The film suggests that if there are problems in American education, they are largely due to standardized tests, overambitious parents, insufficient funding, and George W. Bush. It also offers possible solutions, which include abandoning testing and grading and giving teachers more autonomy.
. . . The movie’s recurring theme is that American kids are under intense pressure to succeed, forced to complete up to six hours of homework each night and therefore increasingly driven to mental illness. The movie is promoted with the tagline, “The Dark Side of America’s Achievement Culture.”
While movie highlights fierce college competition and a girl’s suicide after a bad grade, “the achievement is tougher to spot,” Freeman writes. Many of those hard-working students need remedial classes in college, the movie reports.
Abeles believes No Child Left Behind forces schools — even schools in upper-middle-class communities — to focus on prepping students for state exams instead of teaching critical thinking skills. Kids “memorize and regurgitate,” Abeles says.
(When my daughter started ninth grade at Palo Alto High School, I told her she needed to change her schedule. “You have to take English,” I said. “And what’s this Critical Thinking class?” Critical Thinking was English, she told me.)
The premise is that state governments have designed standards so poorly that kids must spend time learning useless material, or too much material, which they are then unable to retain.
The problem identified by Race To Nowhere — kids under heavy pressure to succeed — has nothing to do with standards, testing or school funding. The pressure comes from upper-middle-class parents who want their high-performing children to get into very selective colleges. The competition is intense: Students feel they need to take two, three or four AP classes at a time, earn high grades in every subject, excel in sports and extracurriculars, chalk up community service points and maybe cure cancer over the summer vacation. (Perhaps they can start girls’ schools in the mountains of Pakistan!)
These students don’t need test prep to pass the state exams. The test that counts is the SAT and parents pay for their kids to prep for that.
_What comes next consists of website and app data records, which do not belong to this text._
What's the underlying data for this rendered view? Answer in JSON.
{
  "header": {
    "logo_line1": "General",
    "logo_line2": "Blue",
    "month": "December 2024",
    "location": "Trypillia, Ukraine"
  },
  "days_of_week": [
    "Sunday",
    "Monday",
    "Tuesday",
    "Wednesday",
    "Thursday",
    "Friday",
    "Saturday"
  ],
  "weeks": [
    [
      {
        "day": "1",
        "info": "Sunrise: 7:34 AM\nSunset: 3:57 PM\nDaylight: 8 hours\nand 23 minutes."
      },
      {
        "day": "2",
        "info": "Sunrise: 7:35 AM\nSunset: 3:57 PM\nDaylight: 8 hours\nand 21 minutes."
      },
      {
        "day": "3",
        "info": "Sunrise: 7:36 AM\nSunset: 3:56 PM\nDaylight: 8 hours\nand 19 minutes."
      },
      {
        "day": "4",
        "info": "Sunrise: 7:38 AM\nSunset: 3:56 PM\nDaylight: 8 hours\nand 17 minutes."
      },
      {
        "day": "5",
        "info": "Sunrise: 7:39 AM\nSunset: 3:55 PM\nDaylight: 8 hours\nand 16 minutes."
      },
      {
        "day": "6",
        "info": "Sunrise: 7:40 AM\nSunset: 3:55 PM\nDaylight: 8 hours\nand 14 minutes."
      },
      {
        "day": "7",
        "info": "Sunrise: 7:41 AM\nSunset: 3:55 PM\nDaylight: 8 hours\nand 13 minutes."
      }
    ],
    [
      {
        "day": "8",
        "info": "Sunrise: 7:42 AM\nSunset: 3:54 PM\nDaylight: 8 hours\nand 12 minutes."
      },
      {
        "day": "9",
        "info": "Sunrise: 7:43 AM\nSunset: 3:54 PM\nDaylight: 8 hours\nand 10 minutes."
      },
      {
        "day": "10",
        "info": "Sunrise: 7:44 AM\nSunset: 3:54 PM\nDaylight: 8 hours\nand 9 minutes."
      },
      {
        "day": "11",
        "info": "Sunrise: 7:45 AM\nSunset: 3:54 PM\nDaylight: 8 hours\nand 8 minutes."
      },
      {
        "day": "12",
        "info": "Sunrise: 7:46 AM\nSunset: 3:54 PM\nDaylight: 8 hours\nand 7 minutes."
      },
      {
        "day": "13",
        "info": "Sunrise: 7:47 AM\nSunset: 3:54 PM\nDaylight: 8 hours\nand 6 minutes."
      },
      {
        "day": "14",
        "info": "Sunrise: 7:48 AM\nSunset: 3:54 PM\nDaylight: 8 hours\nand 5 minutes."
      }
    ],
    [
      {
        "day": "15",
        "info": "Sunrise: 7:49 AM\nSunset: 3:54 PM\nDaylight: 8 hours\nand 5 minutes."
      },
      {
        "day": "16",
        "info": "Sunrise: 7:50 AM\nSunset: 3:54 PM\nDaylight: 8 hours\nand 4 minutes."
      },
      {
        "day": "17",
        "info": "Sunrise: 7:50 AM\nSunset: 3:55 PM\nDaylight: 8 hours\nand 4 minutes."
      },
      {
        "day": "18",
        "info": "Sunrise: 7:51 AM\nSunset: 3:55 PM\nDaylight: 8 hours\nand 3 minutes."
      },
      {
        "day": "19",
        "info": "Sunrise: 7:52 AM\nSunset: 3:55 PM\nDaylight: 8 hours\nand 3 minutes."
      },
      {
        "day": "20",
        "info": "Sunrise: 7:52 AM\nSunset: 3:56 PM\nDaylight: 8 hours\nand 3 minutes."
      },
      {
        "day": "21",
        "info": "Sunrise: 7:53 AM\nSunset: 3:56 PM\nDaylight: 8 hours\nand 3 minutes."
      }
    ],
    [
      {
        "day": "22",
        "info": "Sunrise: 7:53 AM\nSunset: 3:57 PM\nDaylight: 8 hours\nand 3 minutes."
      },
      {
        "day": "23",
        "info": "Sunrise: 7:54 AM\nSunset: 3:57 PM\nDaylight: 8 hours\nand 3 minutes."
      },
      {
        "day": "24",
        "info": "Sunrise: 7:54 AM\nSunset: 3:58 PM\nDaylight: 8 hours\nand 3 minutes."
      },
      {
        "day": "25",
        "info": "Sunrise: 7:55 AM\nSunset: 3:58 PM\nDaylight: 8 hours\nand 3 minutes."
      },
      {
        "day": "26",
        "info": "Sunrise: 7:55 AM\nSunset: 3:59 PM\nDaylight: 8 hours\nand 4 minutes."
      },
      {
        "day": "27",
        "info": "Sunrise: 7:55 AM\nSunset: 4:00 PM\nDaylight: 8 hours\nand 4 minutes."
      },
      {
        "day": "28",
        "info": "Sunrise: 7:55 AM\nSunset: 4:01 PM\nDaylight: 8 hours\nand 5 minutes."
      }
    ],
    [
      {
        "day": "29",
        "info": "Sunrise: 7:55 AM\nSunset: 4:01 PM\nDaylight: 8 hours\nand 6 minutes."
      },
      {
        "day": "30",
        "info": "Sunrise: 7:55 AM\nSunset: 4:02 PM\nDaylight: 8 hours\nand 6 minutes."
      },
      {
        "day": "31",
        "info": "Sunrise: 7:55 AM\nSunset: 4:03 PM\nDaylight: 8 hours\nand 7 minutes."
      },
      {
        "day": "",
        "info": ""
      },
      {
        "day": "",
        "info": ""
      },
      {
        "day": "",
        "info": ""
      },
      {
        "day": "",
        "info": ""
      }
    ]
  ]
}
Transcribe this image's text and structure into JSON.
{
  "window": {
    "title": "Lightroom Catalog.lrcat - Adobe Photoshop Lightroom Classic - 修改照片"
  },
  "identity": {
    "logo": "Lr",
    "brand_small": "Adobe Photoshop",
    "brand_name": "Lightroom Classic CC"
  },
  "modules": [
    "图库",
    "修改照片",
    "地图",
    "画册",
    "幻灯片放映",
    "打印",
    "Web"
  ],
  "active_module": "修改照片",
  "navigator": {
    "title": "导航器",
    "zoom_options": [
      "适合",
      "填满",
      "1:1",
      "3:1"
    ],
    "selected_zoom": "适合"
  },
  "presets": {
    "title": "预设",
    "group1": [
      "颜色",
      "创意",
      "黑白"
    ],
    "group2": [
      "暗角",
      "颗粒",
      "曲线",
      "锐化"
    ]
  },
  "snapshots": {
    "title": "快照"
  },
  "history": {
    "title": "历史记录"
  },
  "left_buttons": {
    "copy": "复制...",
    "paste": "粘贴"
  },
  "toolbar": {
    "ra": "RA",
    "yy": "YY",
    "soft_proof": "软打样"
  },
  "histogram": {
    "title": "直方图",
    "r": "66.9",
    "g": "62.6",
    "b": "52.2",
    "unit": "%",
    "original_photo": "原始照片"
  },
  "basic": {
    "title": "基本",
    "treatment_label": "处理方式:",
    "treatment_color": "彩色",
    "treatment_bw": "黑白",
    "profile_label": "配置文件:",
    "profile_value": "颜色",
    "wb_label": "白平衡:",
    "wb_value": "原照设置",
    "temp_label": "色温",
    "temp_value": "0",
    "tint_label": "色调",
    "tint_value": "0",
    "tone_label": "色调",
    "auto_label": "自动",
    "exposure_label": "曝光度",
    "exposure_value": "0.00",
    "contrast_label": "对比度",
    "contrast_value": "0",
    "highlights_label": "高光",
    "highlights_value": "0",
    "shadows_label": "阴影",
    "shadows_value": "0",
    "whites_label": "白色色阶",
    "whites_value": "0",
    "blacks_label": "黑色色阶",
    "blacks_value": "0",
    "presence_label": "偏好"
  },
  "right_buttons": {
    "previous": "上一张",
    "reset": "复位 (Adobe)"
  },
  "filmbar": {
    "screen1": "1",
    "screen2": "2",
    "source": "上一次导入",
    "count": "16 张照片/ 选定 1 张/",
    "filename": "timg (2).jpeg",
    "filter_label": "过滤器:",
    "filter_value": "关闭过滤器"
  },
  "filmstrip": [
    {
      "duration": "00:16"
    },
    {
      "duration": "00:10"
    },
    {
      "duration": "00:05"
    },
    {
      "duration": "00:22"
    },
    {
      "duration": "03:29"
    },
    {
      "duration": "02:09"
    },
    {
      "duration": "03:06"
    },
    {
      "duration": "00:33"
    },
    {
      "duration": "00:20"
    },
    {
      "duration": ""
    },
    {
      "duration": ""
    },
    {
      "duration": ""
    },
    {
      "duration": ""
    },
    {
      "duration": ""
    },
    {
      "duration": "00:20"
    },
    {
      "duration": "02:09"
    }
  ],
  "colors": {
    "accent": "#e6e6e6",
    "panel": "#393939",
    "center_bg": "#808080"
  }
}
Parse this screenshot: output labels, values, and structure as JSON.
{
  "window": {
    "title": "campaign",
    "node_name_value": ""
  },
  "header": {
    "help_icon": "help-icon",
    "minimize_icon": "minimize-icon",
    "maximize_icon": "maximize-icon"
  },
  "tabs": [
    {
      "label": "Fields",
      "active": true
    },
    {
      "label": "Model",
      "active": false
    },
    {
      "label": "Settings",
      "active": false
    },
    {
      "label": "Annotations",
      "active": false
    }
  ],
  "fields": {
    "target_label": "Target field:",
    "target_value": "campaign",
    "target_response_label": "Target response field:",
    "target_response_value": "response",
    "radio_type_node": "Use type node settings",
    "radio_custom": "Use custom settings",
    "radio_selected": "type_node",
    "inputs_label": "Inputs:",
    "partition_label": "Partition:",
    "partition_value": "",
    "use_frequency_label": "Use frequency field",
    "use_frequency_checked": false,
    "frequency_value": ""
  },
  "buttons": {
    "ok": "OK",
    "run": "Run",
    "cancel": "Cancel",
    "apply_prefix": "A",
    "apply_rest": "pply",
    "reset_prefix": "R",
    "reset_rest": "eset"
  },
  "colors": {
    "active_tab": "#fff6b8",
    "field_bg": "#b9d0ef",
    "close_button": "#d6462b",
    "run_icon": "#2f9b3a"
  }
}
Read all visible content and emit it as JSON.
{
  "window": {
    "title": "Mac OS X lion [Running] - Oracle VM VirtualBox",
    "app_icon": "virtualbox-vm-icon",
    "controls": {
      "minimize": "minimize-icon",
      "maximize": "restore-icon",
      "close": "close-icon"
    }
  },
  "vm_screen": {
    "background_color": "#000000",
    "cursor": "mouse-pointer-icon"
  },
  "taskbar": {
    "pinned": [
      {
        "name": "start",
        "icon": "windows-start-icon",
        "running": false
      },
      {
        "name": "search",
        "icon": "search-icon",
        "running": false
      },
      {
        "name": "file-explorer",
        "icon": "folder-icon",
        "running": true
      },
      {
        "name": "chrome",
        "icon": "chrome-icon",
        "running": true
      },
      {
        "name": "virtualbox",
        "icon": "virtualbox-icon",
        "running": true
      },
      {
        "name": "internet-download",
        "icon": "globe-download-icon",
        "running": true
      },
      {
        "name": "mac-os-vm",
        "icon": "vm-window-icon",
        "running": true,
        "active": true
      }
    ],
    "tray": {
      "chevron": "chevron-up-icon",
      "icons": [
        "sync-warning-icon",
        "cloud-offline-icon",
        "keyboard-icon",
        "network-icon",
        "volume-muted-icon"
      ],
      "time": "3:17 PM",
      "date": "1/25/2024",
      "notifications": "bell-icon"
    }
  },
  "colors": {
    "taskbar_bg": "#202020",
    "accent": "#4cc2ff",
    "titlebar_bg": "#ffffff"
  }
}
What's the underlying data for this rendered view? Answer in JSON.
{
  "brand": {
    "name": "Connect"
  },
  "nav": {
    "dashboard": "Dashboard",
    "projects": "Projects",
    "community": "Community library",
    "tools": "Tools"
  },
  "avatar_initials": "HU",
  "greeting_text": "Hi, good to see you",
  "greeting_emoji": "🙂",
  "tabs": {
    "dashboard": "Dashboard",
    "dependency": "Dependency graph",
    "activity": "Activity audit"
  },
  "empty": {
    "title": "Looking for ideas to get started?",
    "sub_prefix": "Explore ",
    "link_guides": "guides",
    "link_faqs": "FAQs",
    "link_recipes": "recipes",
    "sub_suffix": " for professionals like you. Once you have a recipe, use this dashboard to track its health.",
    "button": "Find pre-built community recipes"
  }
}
My daughter went through the college admissions frenzy at Paly High. It was crazy. Some kids are harmed by it. But the schools don’t create it, at least not the public schools. It’s the parents.